This is how hoarding starts.
The main body of my vehicle will be made from the classic form of an Old Spice Antiperspirant container. After pulling it all apart I scrubbed the parts that I wanted to use with heavy duty de-greaser and then ran them through the dish washer to remove any of the waxy deodorant. Then I scoured the whole part with medium grit sandpaper to help gluing and painting later on.

It’s at this point that I started to design the vehicle in my head. Maybe some quick sketches. Maybe just stacking other parts onto the main body to get an idea of the final shape. Unless you’re trying to replicate an existing design this style of modeling can be very organic and ever changing. Sometimes a shape just won’t work out and needs to be left off. Sometimes one addition will inspire you to add another, and then another. Often the hardest part is knowing when to quit gluing stuff to other stuff.

Some of the parts will need cut up or otherwise modified to fit correctly. I use a Dremel tool and a cutting wheel to quickly hack through the plastic but be careful! You can also use razor saws but I’d avoid hobby or utility knives for most heavier cutting. I used a fine line permanent marker to mark the piece before cutting. Once the cut was made I used sand paper to clean the cut and also to scour the surface. It’s usually easier to sand the surface of each part as you prep it rather than waiting until the whole piece is assembled.

Some parts can be simply disassembled into two equal parts. Toys and model kit parts are often great for this since they are cast in two halves. Micro screwdrivers are often useful to take apart toy parts or other bits like this candy container top.

This capsule, from a Kinder Egg-like candy, will be used to make the driver's cockpit. Here you can see the mess left by the rotary tool and the piece after being sanded and cleaned up.
Since this vehicle will be driving around the mean streets of Mega-City One I tried to make it look solid and give it the comic book design sensibility of 2000 AD stories from the late 1980s. This means big chunky tires and a ridiculous sense of “road bully” attitude.
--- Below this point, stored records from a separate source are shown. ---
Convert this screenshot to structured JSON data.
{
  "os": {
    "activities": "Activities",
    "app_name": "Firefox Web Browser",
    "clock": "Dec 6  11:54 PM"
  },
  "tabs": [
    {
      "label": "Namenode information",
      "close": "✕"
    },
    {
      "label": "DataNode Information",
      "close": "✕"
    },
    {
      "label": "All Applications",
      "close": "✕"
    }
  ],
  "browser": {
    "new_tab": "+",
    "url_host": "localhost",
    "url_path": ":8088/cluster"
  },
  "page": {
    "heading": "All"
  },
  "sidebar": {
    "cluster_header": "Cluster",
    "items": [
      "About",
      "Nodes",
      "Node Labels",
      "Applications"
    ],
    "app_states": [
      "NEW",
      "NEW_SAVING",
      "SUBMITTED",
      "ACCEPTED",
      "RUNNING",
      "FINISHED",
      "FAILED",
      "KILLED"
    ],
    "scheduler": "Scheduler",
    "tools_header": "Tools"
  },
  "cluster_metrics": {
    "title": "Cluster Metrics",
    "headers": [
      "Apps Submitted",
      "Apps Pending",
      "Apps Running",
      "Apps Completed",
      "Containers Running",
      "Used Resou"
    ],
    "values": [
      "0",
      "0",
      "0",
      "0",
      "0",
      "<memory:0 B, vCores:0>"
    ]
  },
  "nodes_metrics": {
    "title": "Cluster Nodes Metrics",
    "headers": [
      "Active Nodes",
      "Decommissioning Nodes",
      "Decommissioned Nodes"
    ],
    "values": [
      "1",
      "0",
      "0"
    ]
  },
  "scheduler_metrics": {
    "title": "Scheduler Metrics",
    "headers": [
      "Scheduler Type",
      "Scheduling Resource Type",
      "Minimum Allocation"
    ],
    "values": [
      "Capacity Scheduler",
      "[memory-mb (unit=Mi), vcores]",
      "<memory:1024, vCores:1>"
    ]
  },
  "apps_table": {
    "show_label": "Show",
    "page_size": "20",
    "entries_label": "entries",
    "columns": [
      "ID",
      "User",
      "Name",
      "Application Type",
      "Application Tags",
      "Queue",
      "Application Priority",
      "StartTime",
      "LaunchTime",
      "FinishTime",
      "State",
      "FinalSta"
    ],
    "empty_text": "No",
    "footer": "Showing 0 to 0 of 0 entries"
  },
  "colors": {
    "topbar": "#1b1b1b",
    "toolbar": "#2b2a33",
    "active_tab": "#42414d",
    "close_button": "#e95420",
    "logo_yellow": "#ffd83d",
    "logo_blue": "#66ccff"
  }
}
I usually start by seeing how parts start to fit together and then adjust the overall design based on these sub-assemblies. You’ll be amazed at how well some pieces fit together, almost as if by purposeful design.

Now is when the final design starts to coalesce. You can use blue-tac to temporarily attach parts to get a better idea of what you want before gluing everything down. Train yourself to forget what these bits once were but instead what they look like scaled down. See them only as the plastic forms they are and not as yesterday’s mint container.

Tuesday, October 16, 2012

Warbot Battle Trooper Mk IV.

It's been a while since I've been able to revisit the Grenadier Miniatures Warbots by John Dennett but I've finally had a chance to finish the Battle Trooper Mk IV. This little fella is pure vintage sci-fi, from his globe-like head to the flared legs. For a warbot meant to fight alongside or against mecha like the Destro Walkers he seems to be lacking a bit in the size department. However the weapon load out of a laser rifle and what I imagine to be some sort of particle cannon implies that while the Battle Trooper might not be able to soak a lot of damage it can deal out plenty.

Like the other Warbots this mini was designed to be used with micro-armor scale games but it also scales up or down really well. With 6mm minis it looks like an imposing, man piloted battlemech. For 15mm and larger it starts to look more like a vintage patrol-bot, designed for use in large numbers and computer controlled. It is a simple design that can be used in a variety of systems and could easily be modified or kit-bashed.

These are currently available from Mirliton in a pack of three minis.

Troops by Rebel Minis.

Trooper conversion using a Wargames Factory Greatcoat Trooper.